I make them with rice and store them in the freezer (so they're a ready ice pack if something hurts/swells, and can still be microwaved for heat). I haven't ever had any problems; the oldest one I had before I tossed it to move was several years old, and the oldest one I made that's in my mother's freezer is probably 10-12 years old.
posted by Cricket at 9:04 AM on January 22, 2008


rokusan- some of them have some lovely stuff in them that smells great: I made mine with dried eucalyptus and lavender, which ends up smelling oh so good.

To answer the question, what about sand? It isn't synthetic, but it may allay your concerns about mold.

How about salt? That certainly won't mold, and optomotrists use that to fix glasses.

How about silicone beads? They use them at 4eyes to bend glasses by heating them gently. Couldn't find any sources for you, tho.
posted by arnicae at 9:44 AM on January 22, 2008


I bet silica gel would be the ideal filler for such a pillow.
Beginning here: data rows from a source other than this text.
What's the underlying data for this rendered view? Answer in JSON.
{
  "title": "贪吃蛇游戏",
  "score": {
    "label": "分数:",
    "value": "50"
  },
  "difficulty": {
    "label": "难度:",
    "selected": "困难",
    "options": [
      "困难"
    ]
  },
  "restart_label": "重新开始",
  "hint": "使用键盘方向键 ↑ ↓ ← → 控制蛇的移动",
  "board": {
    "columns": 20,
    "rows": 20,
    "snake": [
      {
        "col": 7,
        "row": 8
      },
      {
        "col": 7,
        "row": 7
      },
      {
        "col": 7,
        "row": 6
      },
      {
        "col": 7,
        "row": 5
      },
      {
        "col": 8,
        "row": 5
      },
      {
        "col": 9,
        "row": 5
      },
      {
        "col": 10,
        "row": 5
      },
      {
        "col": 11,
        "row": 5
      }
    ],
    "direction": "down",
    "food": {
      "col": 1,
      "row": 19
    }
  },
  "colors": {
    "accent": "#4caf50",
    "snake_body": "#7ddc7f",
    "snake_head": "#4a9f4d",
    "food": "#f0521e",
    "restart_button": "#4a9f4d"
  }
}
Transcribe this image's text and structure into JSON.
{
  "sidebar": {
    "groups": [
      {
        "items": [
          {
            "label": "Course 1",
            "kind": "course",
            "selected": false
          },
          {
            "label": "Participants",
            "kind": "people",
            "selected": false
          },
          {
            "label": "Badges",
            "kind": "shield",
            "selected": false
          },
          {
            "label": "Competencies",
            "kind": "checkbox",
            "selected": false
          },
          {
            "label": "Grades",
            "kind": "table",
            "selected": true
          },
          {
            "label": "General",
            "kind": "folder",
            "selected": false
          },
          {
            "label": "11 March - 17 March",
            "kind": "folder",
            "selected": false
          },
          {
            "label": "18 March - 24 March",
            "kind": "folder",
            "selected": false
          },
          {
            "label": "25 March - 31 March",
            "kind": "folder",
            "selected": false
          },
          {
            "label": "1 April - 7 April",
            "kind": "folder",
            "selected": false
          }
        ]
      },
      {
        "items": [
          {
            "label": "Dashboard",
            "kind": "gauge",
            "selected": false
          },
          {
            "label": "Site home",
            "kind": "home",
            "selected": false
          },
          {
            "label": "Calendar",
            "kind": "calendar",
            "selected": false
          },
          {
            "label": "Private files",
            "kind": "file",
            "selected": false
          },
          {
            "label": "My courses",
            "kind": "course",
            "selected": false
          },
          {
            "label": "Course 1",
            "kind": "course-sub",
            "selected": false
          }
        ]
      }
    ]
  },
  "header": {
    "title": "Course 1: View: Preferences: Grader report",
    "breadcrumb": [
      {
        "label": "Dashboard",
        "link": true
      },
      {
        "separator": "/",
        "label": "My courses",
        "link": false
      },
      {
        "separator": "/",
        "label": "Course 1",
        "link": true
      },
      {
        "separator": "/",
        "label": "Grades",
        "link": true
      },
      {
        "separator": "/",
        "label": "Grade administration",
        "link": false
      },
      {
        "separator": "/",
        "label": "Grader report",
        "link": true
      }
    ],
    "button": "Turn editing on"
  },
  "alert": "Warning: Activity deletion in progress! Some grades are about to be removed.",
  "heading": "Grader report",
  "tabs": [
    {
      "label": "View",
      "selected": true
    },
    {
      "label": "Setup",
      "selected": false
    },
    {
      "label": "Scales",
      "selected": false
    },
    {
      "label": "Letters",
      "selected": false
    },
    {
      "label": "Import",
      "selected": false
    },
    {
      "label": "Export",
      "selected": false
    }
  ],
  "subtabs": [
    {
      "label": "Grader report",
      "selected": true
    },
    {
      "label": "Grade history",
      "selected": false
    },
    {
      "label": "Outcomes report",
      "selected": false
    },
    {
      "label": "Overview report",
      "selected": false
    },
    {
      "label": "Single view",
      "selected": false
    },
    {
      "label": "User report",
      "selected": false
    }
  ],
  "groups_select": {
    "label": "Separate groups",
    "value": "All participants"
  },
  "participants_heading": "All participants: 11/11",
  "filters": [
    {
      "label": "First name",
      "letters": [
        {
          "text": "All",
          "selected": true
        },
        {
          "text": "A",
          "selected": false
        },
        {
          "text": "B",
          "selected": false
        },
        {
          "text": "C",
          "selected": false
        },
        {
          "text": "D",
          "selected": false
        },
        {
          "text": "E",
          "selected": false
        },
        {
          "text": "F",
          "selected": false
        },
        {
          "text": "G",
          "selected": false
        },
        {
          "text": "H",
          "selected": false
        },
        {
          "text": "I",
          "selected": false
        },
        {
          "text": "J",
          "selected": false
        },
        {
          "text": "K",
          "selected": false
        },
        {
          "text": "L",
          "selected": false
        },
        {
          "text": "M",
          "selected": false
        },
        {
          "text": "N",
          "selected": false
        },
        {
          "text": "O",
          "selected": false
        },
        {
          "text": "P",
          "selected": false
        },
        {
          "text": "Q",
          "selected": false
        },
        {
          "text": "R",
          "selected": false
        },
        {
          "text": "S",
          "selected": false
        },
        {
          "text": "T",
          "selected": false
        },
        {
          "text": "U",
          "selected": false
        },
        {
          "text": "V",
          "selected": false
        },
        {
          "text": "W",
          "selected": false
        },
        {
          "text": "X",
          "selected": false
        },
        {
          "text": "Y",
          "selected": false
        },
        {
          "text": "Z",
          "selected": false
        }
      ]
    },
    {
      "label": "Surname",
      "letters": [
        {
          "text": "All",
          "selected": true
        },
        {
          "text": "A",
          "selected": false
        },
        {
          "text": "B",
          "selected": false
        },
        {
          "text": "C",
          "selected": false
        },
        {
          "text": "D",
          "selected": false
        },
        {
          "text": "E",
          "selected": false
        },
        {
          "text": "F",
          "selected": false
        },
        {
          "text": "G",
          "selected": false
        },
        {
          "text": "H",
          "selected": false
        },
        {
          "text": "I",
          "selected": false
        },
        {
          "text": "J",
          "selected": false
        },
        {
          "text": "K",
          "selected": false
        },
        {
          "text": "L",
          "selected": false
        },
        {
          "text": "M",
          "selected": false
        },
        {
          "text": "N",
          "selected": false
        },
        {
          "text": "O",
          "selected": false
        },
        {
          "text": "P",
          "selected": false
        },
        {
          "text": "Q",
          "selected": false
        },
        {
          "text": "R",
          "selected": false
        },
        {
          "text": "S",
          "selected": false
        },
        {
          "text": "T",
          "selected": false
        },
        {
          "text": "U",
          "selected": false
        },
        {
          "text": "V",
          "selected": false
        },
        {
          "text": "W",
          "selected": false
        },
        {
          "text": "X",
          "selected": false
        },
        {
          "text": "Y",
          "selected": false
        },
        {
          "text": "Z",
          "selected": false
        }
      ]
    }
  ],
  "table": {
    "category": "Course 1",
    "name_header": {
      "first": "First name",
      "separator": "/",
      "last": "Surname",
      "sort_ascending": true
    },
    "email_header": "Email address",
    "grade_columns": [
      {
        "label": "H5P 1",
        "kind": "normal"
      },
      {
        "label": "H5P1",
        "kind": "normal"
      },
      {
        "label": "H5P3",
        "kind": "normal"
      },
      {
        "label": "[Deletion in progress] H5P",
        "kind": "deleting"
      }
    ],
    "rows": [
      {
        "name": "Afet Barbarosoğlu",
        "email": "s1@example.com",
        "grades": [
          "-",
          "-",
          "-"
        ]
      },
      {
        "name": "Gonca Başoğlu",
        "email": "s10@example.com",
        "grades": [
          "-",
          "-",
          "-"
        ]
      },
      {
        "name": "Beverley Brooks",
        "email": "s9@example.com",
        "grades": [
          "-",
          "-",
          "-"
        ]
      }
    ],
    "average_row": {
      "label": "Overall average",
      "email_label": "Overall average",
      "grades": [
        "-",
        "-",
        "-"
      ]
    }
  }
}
The water content if you leave it out in a room in ordinary conditions is more than enough to make it heat up in the microwave. Every time you heated it up in the microwave it would dry out a bit, but it would recharge itself by picking up moisture from you and the ambient air when you used it. It's non-toxic (silica dust is dangerous to breathe, but I think dust from a pillow with a tightly woven cotton cover would be minimal) and you could easily sterilize it-- it would in fact probably be self-sterilizing in a microwave.
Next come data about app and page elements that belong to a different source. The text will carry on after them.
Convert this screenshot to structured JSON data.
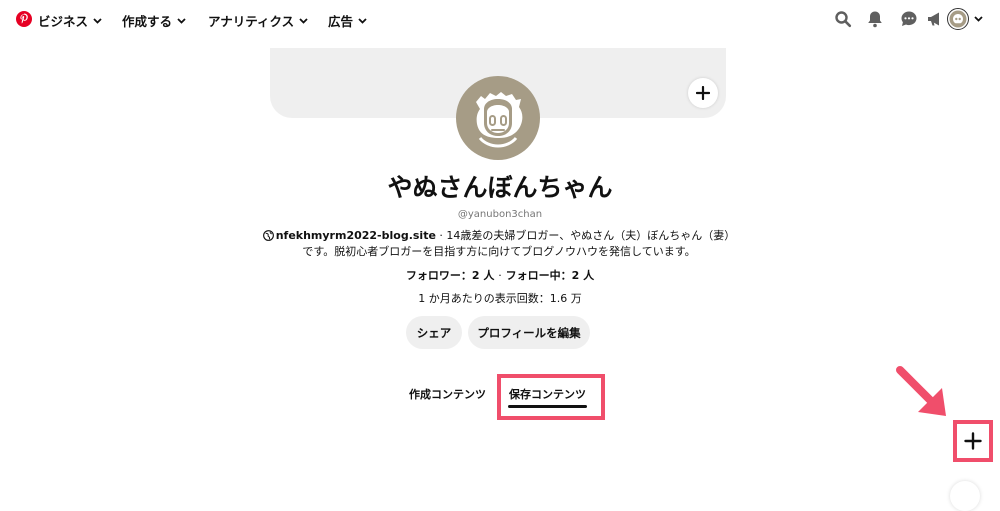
{
  "nav": {
    "business": "ビジネス",
    "create": "作成する",
    "analytics": "アナリティクス",
    "ads": "広告"
  },
  "icons": {
    "logo": "pinterest-logo-icon",
    "search": "search-icon",
    "notifications": "bell-icon",
    "messages": "chat-icon",
    "announcements": "megaphone-icon",
    "account": "avatar",
    "account_menu": "chevron-down-icon"
  },
  "colors": {
    "brand": "#e60023",
    "highlight": "#f04e6b",
    "avatar_bg": "#a69c86"
  },
  "profile": {
    "name": "やぬさんぼんちゃん",
    "username": "@yanubon3chan",
    "website": "nfekhmyrm2022-blog.site",
    "bio_line1": " · 14歳差の夫婦ブロガー、やぬさん（夫）ぼんちゃん（妻）",
    "bio_line2": "です。脱初心者ブロガーを目指す方に向けてブログノウハウを発信しています。",
    "followers": "フォロワー：2 人",
    "separator": "·",
    "following": "フォロー中：2 人",
    "monthly_views": "1 か月あたりの表示回数：1.6 万"
  },
  "buttons": {
    "share": "シェア",
    "edit_profile": "プロフィールを編集"
  },
  "tabs": {
    "created": "作成コンテンツ",
    "saved": "保存コンテンツ"
  }
}
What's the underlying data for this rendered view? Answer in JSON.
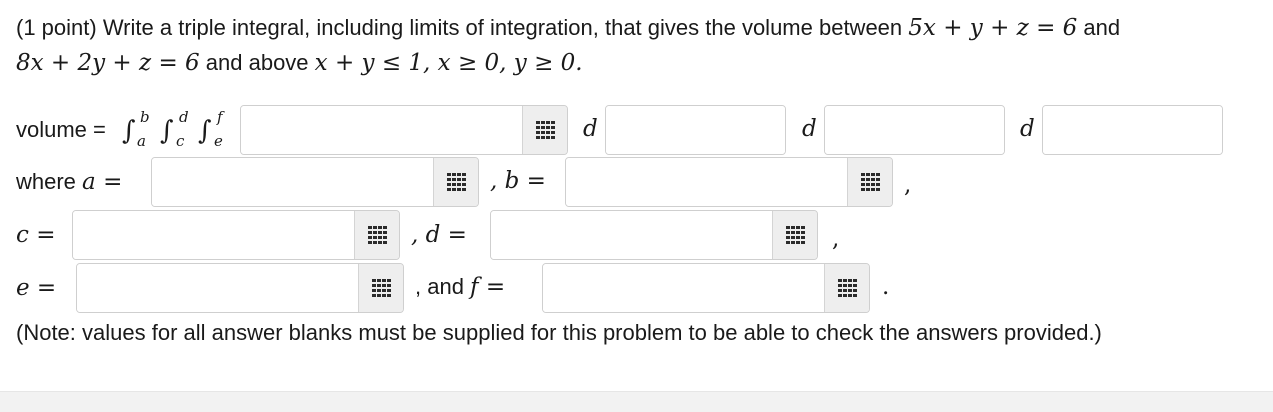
{
  "question": {
    "line1": {
      "prefix": "(1 point) Write a triple integral, including limits of integration, that gives the volume between ",
      "eq1": "5x + y + z = 6",
      "suffix": " and"
    },
    "line2": {
      "eq2": "8x + 2y + z = 6",
      "middle": " and above ",
      "ineq": "x + y ≤ 1, x ≥ 0, y ≥ 0."
    }
  },
  "volume_row": {
    "label": "volume = ",
    "integral_symbol": "∫",
    "limits": [
      {
        "upper": "b",
        "lower": "a"
      },
      {
        "upper": "d",
        "lower": "c"
      },
      {
        "upper": "f",
        "lower": "e"
      }
    ],
    "differential_symbol": "d",
    "fields": [
      {
        "name": "integrand",
        "value": ""
      },
      {
        "name": "differential-1",
        "value": ""
      },
      {
        "name": "differential-2",
        "value": ""
      },
      {
        "name": "differential-3",
        "value": ""
      }
    ]
  },
  "limits_rows": {
    "where_label": "where ",
    "a_label": "a =",
    "b_label": ", b =",
    "c_label": "c =",
    "d_label": ", d =",
    "e_label": "e =",
    "f_label_text": ", and ",
    "f_label_math": "f =",
    "comma": ",",
    "period": ".",
    "fields": {
      "a": {
        "value": ""
      },
      "b": {
        "value": ""
      },
      "c": {
        "value": ""
      },
      "d": {
        "value": ""
      },
      "e": {
        "value": ""
      },
      "f": {
        "value": ""
      }
    }
  },
  "note": "(Note: values for all answer blanks must be supplied for this problem to be able to check the answers provided.)",
  "icons": {
    "palette": "equation-editor-grid-icon"
  },
  "colors": {
    "panel_bg": "#ffffff",
    "page_bg": "#f4f4f4",
    "field_border": "#cfcfcf",
    "palette_bg": "#eeeeee"
  }
}
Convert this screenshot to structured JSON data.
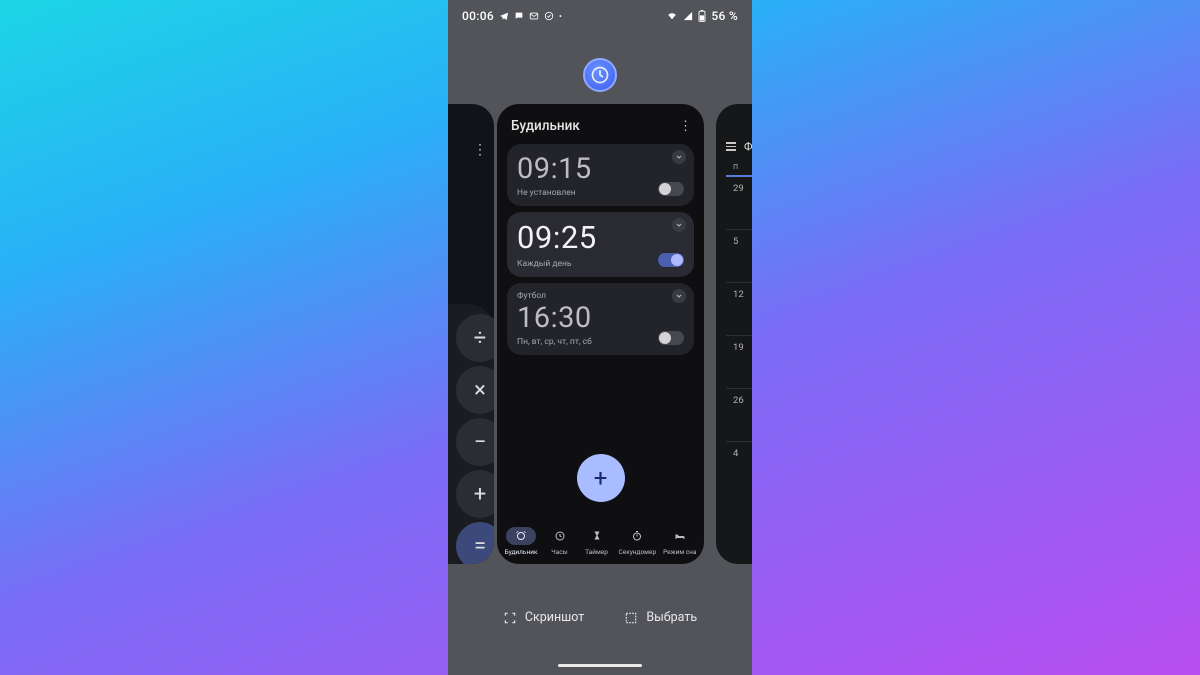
{
  "status": {
    "time": "00:06",
    "battery_text": "56 %"
  },
  "app_icon": "clock-app",
  "clock_app": {
    "title": "Будильник",
    "alarms": [
      {
        "time": "09:15",
        "subtitle": "Не установлен",
        "enabled": false,
        "label": ""
      },
      {
        "time": "09:25",
        "subtitle": "Каждый день",
        "enabled": true,
        "label": ""
      },
      {
        "time": "16:30",
        "subtitle": "Пн, вт, ср, чт, пт, сб",
        "enabled": false,
        "label": "Футбол"
      }
    ],
    "nav": {
      "items": [
        {
          "label": "Будильник"
        },
        {
          "label": "Часы"
        },
        {
          "label": "Таймер"
        },
        {
          "label": "Секундомер"
        },
        {
          "label": "Режим сна"
        }
      ]
    },
    "fab_label": "+"
  },
  "calendar_peek": {
    "letter": "Ф",
    "day_header": "п",
    "days": [
      "29",
      "5",
      "12",
      "19",
      "26",
      "4"
    ]
  },
  "recents_actions": {
    "screenshot": "Скриншот",
    "select": "Выбрать"
  }
}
As an extra added bonus, when silica gel does pick up moisture from the environment, it heats up dramatically, so the heat from a thoroughly microwave dried silica gel pillow would be (I suspect much) longer lasting than one from other materials with comparable heat capacities.
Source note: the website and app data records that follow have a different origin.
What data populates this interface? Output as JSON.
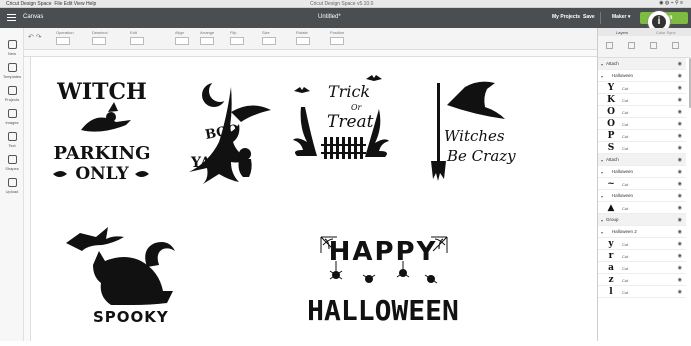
{
  "system_bar": {
    "app": "Cricut Design Space",
    "menus": "File  Edit  View  Help",
    "window_title": "Cricut Design Space  v5.10.0"
  },
  "header": {
    "canvas_label": "Canvas",
    "document_title": "Untitled*",
    "my_projects": "My Projects",
    "save": "Save",
    "machine": "Maker",
    "make_it": "Make It",
    "info": "i"
  },
  "toolbar": {
    "undo_redo": "↶ ↷",
    "groups": [
      "Operation",
      "Deselect",
      "Edit",
      "Align",
      "Arrange",
      "Flip",
      "Size",
      "Rotate",
      "Position"
    ]
  },
  "left_nav": [
    {
      "label": "New",
      "icon": "plus-icon"
    },
    {
      "label": "Templates",
      "icon": "shirt-icon"
    },
    {
      "label": "Projects",
      "icon": "projects-icon"
    },
    {
      "label": "Images",
      "icon": "image-icon"
    },
    {
      "label": "Text",
      "icon": "text-icon"
    },
    {
      "label": "Shapes",
      "icon": "shapes-icon"
    },
    {
      "label": "Upload",
      "icon": "upload-icon"
    }
  ],
  "panel": {
    "tab_layers": "Layers",
    "tab_color_sync": "Color Sync"
  },
  "layers": [
    {
      "type": "group",
      "name": "Attach"
    },
    {
      "type": "sub",
      "name": "Halloween"
    },
    {
      "type": "item",
      "glyph": "Y",
      "op": "Cut"
    },
    {
      "type": "item",
      "glyph": "K",
      "op": "Cut"
    },
    {
      "type": "item",
      "glyph": "O",
      "op": "Cut"
    },
    {
      "type": "item",
      "glyph": "O",
      "op": "Cut"
    },
    {
      "type": "item",
      "glyph": "P",
      "op": "Cut"
    },
    {
      "type": "item",
      "glyph": "S",
      "op": "Cut"
    },
    {
      "type": "group",
      "name": "Attach"
    },
    {
      "type": "sub",
      "name": "Halloween"
    },
    {
      "type": "item",
      "glyph": "~",
      "op": "Cut"
    },
    {
      "type": "sub",
      "name": "Halloween"
    },
    {
      "type": "item",
      "glyph": "▲",
      "op": "Cut"
    },
    {
      "type": "group",
      "name": "Group"
    },
    {
      "type": "sub",
      "name": "Halloween 2"
    },
    {
      "type": "item",
      "glyph": "y",
      "op": "Cut"
    },
    {
      "type": "item",
      "glyph": "r",
      "op": "Cut"
    },
    {
      "type": "item",
      "glyph": "a",
      "op": "Cut"
    },
    {
      "type": "item",
      "glyph": "z",
      "op": "Cut"
    },
    {
      "type": "item",
      "glyph": "l",
      "op": "Cut"
    }
  ],
  "designs": {
    "witch_parking": [
      "WITCH",
      "PARKING",
      "ONLY"
    ],
    "boo_yall": [
      "BOO",
      "YALL"
    ],
    "trick_or_treat": [
      "Trick",
      "Or",
      "Treat"
    ],
    "witches_crazy": [
      "Witches",
      "Be Crazy"
    ],
    "spooky": "SPOOKY",
    "happy_halloween": [
      "HAPPY",
      "HALLOWEEN"
    ]
  },
  "colors": {
    "header": "#4b4e50",
    "make_it": "#7dbb42",
    "design": "#111111"
  }
}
The last time I bought it as a dessicant, I think I paid around $17 for a can containing several pounds.
posted by jamjam at 9:50 AM on January 22, 2008


I don't think your suggestion will work, Cocoagirl.

Oops, yup. The whole reason Pyrex is m/w safe is because it doesn't heat up. I lost sight of the OP's actual goal.
posted by cocoagirl at 10:18 AM on January 22, 2008


Years ago I filled a tube sock with rice, tied the top closed with a string, and voila! Never have had a problem with smells or mold and this "Rice Rat" when heated in the microwave is good for both muscle issues and fantastic for clearing your sinuses when fighting a cold.
posted by donovan at 11:11 AM on January 22, 2008


nthing deer corn - my aunt makes these stuffed with deer corn, I hate the smell but it works.
posted by Lizc at 1:13 PM on January 22, 2008


nthing the rice.
I keep a sock full of rice in my camera bag in humid places. When It's not in the camera bag, it's often being microwaved to put on my knees.
Incidently, if you use it to absorb humidity under really humid conditions, like a rainforest, you can dry the rice out a bit by untying the sock and toasting the rice a bit in a dry skillet.
posted by piedmont at 3:15 PM on January 22, 2008


« Older I am in a search of a program ...   |  Pot-smoking etiquette: when so... Newer »
This thread is closed to new comments.


Post